Not only do we find the language here that echoes Mercy’s line “Please, m’lord, I am still a maiden” and a clear insinuation that Tyrion raped Shae on more than one occasion, but we also see Shae protesting her former innocence (maidenhood) while reminding the court that she was Lady Sansa’s maid.
One more line of dialogue from the play that seems to clearly place its origins at the trial is:
“As I cannot be the hero, let me be the monster, and lesson them in fear in place of love”
Compare with Tyrion’s outburst at his trial:
“You make me sorry that I am not the monster you would have me be, yet there it is.”
While Tyrion is referred to (even by himself) as a monster repeatedly, this is the most public such reference and it comes at the event where we find the origins of the main action of the play, the rape and murder of the maiden played by Mercy in the second act.
As for the rape and murder themselves, we must take a look at the events surrounding the discovery of Shae’s body in Lord Tywin’s bed. First in a clever nod from the author to the chinese whispers that lead to a story like this getting around, we have
The hall was full of fools speaking in whispers […] Guards and servants alike shrank back before her, mouths flapping.
Then Cersei’s discovery of the body:
She strode to the bed, flung aside the heap of bloody coverlets, and there she was, naked, cold, and pink… save for her face, which had turned as black as Joff’s had at his wedding feast. A chain of linked golden hands was half-buried in the flesh of her throat, twisted so tight that it had broken the skin.

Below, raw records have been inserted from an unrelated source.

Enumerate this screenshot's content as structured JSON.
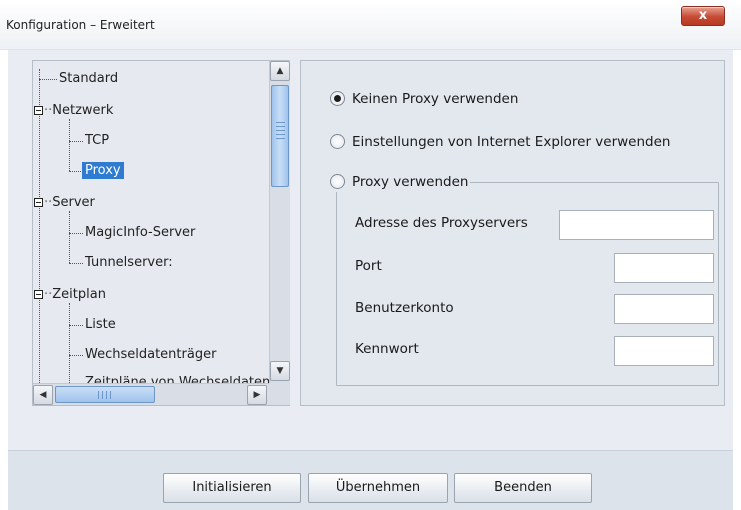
{
  "window": {
    "title": "Konfiguration – Erweitert",
    "close_label": "x"
  },
  "tree": {
    "items": [
      {
        "label": "Standard"
      },
      {
        "label": "Netzwerk"
      },
      {
        "label": "TCP"
      },
      {
        "label": "Proxy",
        "selected": true
      },
      {
        "label": "Server"
      },
      {
        "label": "MagicInfo-Server"
      },
      {
        "label": "Tunnelserver:"
      },
      {
        "label": "Zeitplan"
      },
      {
        "label": "Liste"
      },
      {
        "label": "Wechseldatenträger"
      },
      {
        "label": "Zeitpläne von Wechseldatenträgern"
      }
    ]
  },
  "proxy": {
    "options": [
      {
        "label": "Keinen Proxy verwenden",
        "checked": true
      },
      {
        "label": "Einstellungen von Internet Explorer verwenden",
        "checked": false
      },
      {
        "label": "Proxy verwenden",
        "checked": false
      }
    ],
    "fields": {
      "address_label": "Adresse des Proxyservers",
      "address_value": "",
      "port_label": "Port",
      "port_value": "",
      "user_label": "Benutzerkonto",
      "user_value": "",
      "password_label": "Kennwort",
      "password_value": ""
    }
  },
  "buttons": {
    "initialize": "Initialisieren",
    "apply": "Übernehmen",
    "exit": "Beenden"
  },
  "colors": {
    "selection": "#2e7bd0",
    "close_button": "#c64a34",
    "panel_bg": "#e3e8ef"
  }
}
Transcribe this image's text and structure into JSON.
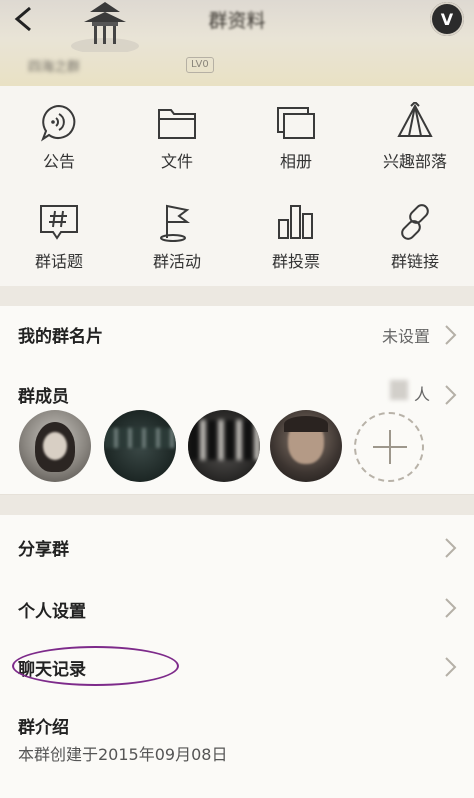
{
  "header": {
    "title": "群资料",
    "group_name": "四海之群",
    "level_badge": "LV0",
    "vip_badge": "V"
  },
  "grid": [
    {
      "label": "公告",
      "icon": "announcement-icon"
    },
    {
      "label": "文件",
      "icon": "folder-icon"
    },
    {
      "label": "相册",
      "icon": "album-icon"
    },
    {
      "label": "兴趣部落",
      "icon": "tent-icon"
    },
    {
      "label": "群话题",
      "icon": "hashtag-icon"
    },
    {
      "label": "群活动",
      "icon": "flag-icon"
    },
    {
      "label": "群投票",
      "icon": "bar-chart-icon"
    },
    {
      "label": "群链接",
      "icon": "link-icon"
    }
  ],
  "my_card": {
    "label": "我的群名片",
    "value": "未设置"
  },
  "members": {
    "label": "群成员",
    "count_suffix": "人"
  },
  "share": {
    "label": "分享群"
  },
  "personal": {
    "label": "个人设置"
  },
  "history": {
    "label": "聊天记录"
  },
  "intro": {
    "label": "群介绍",
    "text": "本群创建于2015年09月08日"
  },
  "colors": {
    "accent_purple": "#7d2a8a",
    "background": "#f3f0ea"
  }
}
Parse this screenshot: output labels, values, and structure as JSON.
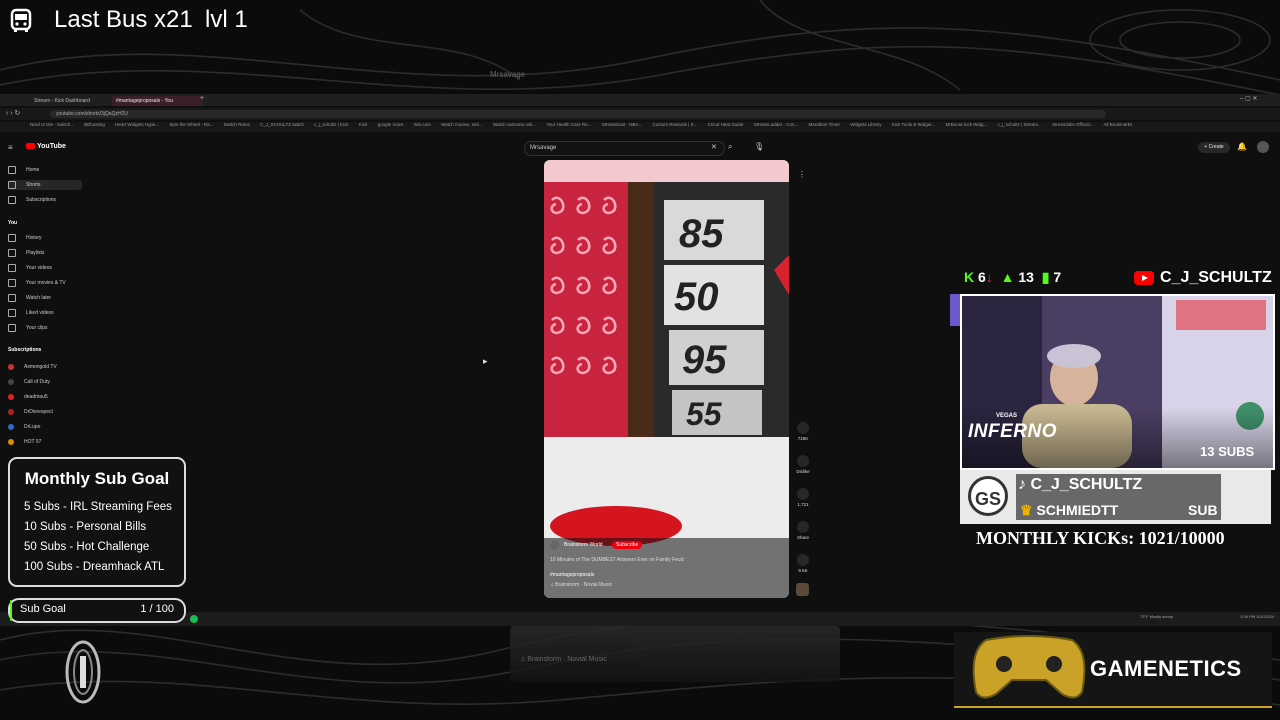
{
  "stream_header": {
    "title": "Last Bus",
    "multiplier": "x21",
    "level": "lvl 1"
  },
  "ghost": {
    "search": "Mrsavage"
  },
  "browser": {
    "tabs": [
      {
        "label": "Stream - Kick Dashboard",
        "active": false
      },
      {
        "label": "#marriageproposals - You",
        "active": true
      }
    ],
    "url": "youtube.com/shorts/3jQaQzH2U",
    "bookmarks": [
      "Nerd or Die - Switch...",
      "BEhosting",
      "Heart Widgets Hype...",
      "Spin the Wheel - Ra...",
      "Switch Rams",
      "C_J_SCHULTZ twitch",
      "c_j_schultz | Kick",
      "Kick",
      "google Voice",
      "Wix.com",
      "Watch movies, seri...",
      "Watch cartoons onli...",
      "Your Health Care Re...",
      "StreamEast - NBA...",
      "Custom Rewards | K...",
      "Cricut Heat Guide",
      "StreamLadder - Con...",
      "Marathon Timer",
      "Widgets Library",
      "Kick Tools & Widget...",
      "MrBoost Kick Widg...",
      "c_j_schultz | Stream...",
      "Streamlabs Official...",
      "All Bookmarks"
    ]
  },
  "youtube": {
    "logo": "YouTube",
    "search_value": "Mrsavage",
    "create_label": "+ Create",
    "sidebar": {
      "main": [
        {
          "label": "Home",
          "selected": false
        },
        {
          "label": "Shorts",
          "selected": true
        },
        {
          "label": "Subscriptions",
          "selected": false
        }
      ],
      "you_heading": "You",
      "you": [
        "History",
        "Playlists",
        "Your videos",
        "Your movies & TV",
        "Watch later",
        "Liked videos",
        "Your clips"
      ],
      "subs_heading": "Subscriptions",
      "subscriptions": [
        {
          "label": "Asmongold TV",
          "color": "#c33"
        },
        {
          "label": "Call of Duty",
          "color": "#444"
        },
        {
          "label": "deadmau5",
          "color": "#d22"
        },
        {
          "label": "DrDisrespect",
          "color": "#a22"
        },
        {
          "label": "DrLupo",
          "color": "#2b6ad4"
        },
        {
          "label": "HOT 97",
          "color": "#e08a00"
        }
      ]
    },
    "short": {
      "wheel_numbers": [
        "85",
        "50",
        "95",
        "55"
      ],
      "channel": "Brainstorm World",
      "subscribe": "Subscribe",
      "title": "10 Minutes of The DUMBEST Answers Ever on Family Feud",
      "hashtag": "#marriageproposals",
      "music": "♫ Brainstorm · Novial Music"
    },
    "rail": [
      {
        "label": "726K",
        "icon": "like-icon"
      },
      {
        "label": "Dislike",
        "icon": "dislike-icon"
      },
      {
        "label": "1,721",
        "icon": "comment-icon"
      },
      {
        "label": "Share",
        "icon": "share-icon"
      },
      {
        "label": "9.6K",
        "icon": "remix-icon"
      }
    ]
  },
  "taskbar": {
    "weather": "73°F Mostly sunny",
    "clock": "3:39 PM 10/1/2024"
  },
  "reflection": {
    "music": "♫ Brainstorm · Novial Music"
  },
  "sub_goal": {
    "title": "Monthly Sub Goal",
    "items": [
      "5 Subs - IRL Streaming Fees",
      "10 Subs - Personal Bills",
      "50 Subs - Hot Challenge",
      "100 Subs - Dreamhack ATL"
    ],
    "bar_label": "Sub Goal",
    "bar_value": "1 / 100",
    "progress": 0.01
  },
  "stats": {
    "kick": "6",
    "followers": "13",
    "viewers": "7",
    "channel": "C_J_SCHULTZ"
  },
  "webcam": {
    "brand_small": "VEGAS",
    "brand": "INFERNO",
    "subs": "13 SUBS"
  },
  "namecard": {
    "logo": "GS",
    "tiktok": "C_J_SCHULTZ",
    "latest": "SCHMIEDTT",
    "latest_type": "SUB"
  },
  "kicks": {
    "text": "MONTHLY KICKs: 1021/10000"
  },
  "sponsor": {
    "name": "GAMENETICS"
  },
  "colors": {
    "accent_red": "#ff0000",
    "kick_green": "#53fc18",
    "bg": "#0b0b0c"
  }
}
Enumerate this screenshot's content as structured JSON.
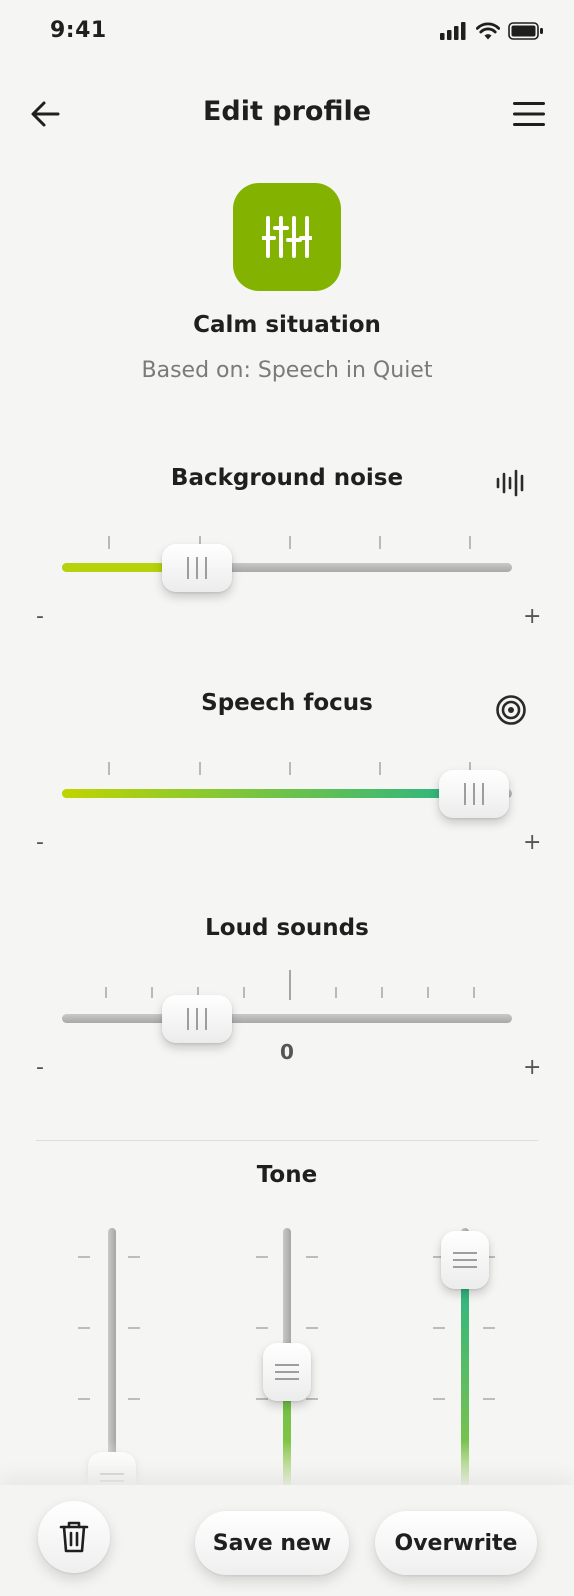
{
  "status": {
    "time": "9:41"
  },
  "header": {
    "title": "Edit profile",
    "back_icon": "arrow-left-icon",
    "menu_icon": "hamburger-menu-icon"
  },
  "profile": {
    "name": "Calm situation",
    "based_on": "Based on: Speech in Quiet",
    "icon": "sliders-icon",
    "tile_color": "#83b300"
  },
  "background_noise": {
    "label": "Background noise",
    "icon": "sound-wave-icon",
    "min": "-",
    "max": "+",
    "value_fraction": 0.3
  },
  "speech_focus": {
    "label": "Speech focus",
    "icon": "focus-target-icon",
    "min": "-",
    "max": "+",
    "value_fraction": 0.92
  },
  "loud_sounds": {
    "label": "Loud sounds",
    "min": "-",
    "max": "+",
    "center_value": "0",
    "value_fraction": 0.3
  },
  "tone": {
    "label": "Tone",
    "sliders_value_fraction": [
      0.0,
      0.45,
      0.95
    ]
  },
  "actions": {
    "delete_icon": "trash-icon",
    "save_new": "Save new",
    "overwrite": "Overwrite"
  },
  "colors": {
    "accent_green": "#83b300",
    "gradient_start": "#c1d400",
    "gradient_end": "#23b38a"
  }
}
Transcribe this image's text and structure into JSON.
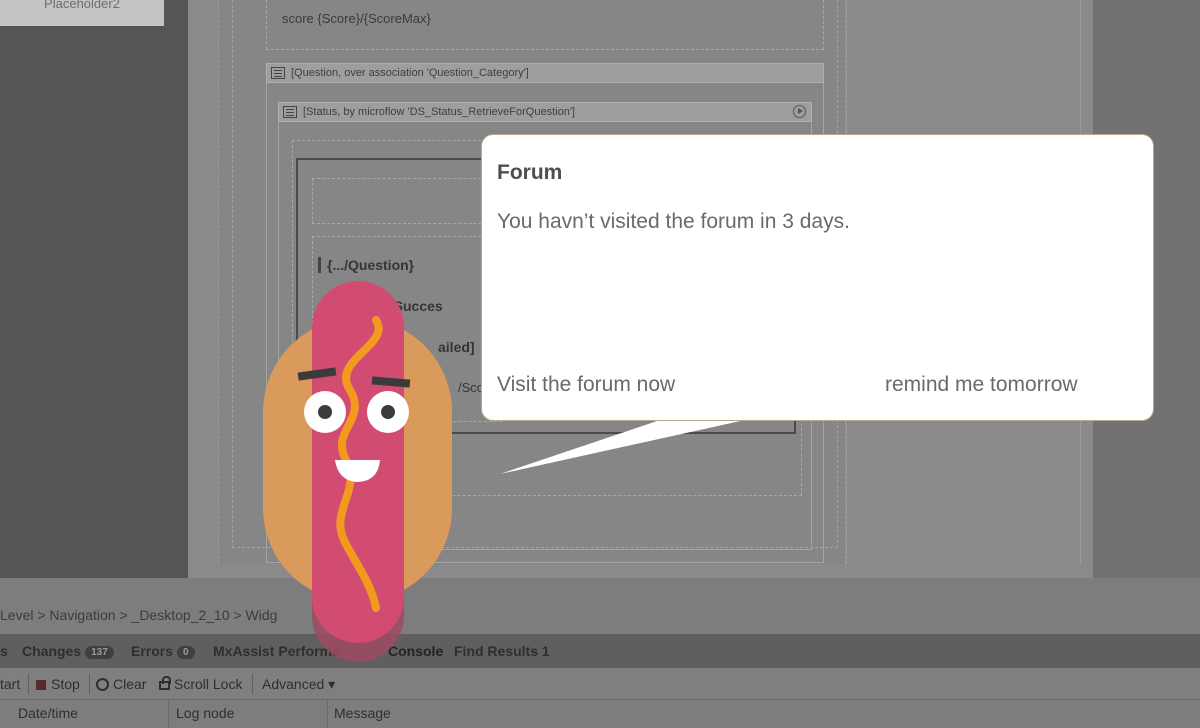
{
  "modeler": {
    "placeholder_label": "Placeholder2",
    "score_text": "score {Score}/{ScoreMax}",
    "question_dataview": "[Question, over association 'Question_Category']",
    "status_dataview": "[Status, by microflow 'DS_Status_RetrieveForQuestion']",
    "rows": [
      "{.../Question}",
      "tionSucces",
      "ailed]",
      "/Sco"
    ]
  },
  "breadcrumb": "Level > Navigation > _Desktop_2_10 > Widg",
  "tabs": [
    {
      "label": "s"
    },
    {
      "label": "Changes",
      "count": "137"
    },
    {
      "label": "Errors",
      "count": "0"
    },
    {
      "label": "MxAssist Performa"
    },
    {
      "label": "Console"
    },
    {
      "label": "Find Results 1"
    }
  ],
  "toolbar": {
    "start": "tart",
    "stop": "Stop",
    "clear": "Clear",
    "scroll_lock": "Scroll Lock",
    "advanced": "Advanced ▾"
  },
  "columns": [
    "Date/time",
    "Log node",
    "Message"
  ],
  "bubble": {
    "title": "Forum",
    "message": "You havn’t visited the forum in 3 days.",
    "primary": "Visit the forum now",
    "secondary": "remind me tomorrow"
  },
  "colors": {
    "bubble_bg": "#ffffff",
    "sausage": "#d24c72",
    "bun": "#d99a5b",
    "mustard": "#f39a1e"
  },
  "icons": [
    "dataview-icon",
    "run-icon",
    "stop-icon",
    "clear-icon",
    "lock-icon",
    "mascot-hotdog-icon"
  ]
}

Probably not a leap to imagine that those golden hands embedded in the broken skin are bit bloody (thus the bloody coverlets.) Not to mention that Tyrion, the former Hand of the King, has the figurative blood of both Shae and his father on his hands. Nor can it be a leap to imagine that her naked state might lead some witnesses to assume she had been raped, especially since she had insinuated at the trial that Tyrion had done exactly that on more than one occasion.
Cersei commands the Kettleblacks to remove the girl and adds- “No one is ever to know that she was here.” However, we know that the Kettleblacks work for Littlefinger and we have no reason to trust in the discretion of the other guards and servants who had already borne witness to the corpse.
So here we are with a young woman closely associated with Tyrion Lannister, who has protested her own innocence in a public forum, whose naked and strangled body is discovered moments after Tyrion is known to have murdered his own father. Shae ticks all of the boxes of Mercy’s character in a way Sansa does not. For this reason we conclude that Mercy’s maiden is indeed Shae.
As discussed in Radio Westeros Episode 01: Arya — A Gift of Mercy
co-written with yolkboy
Copyright Radio Westeros 2014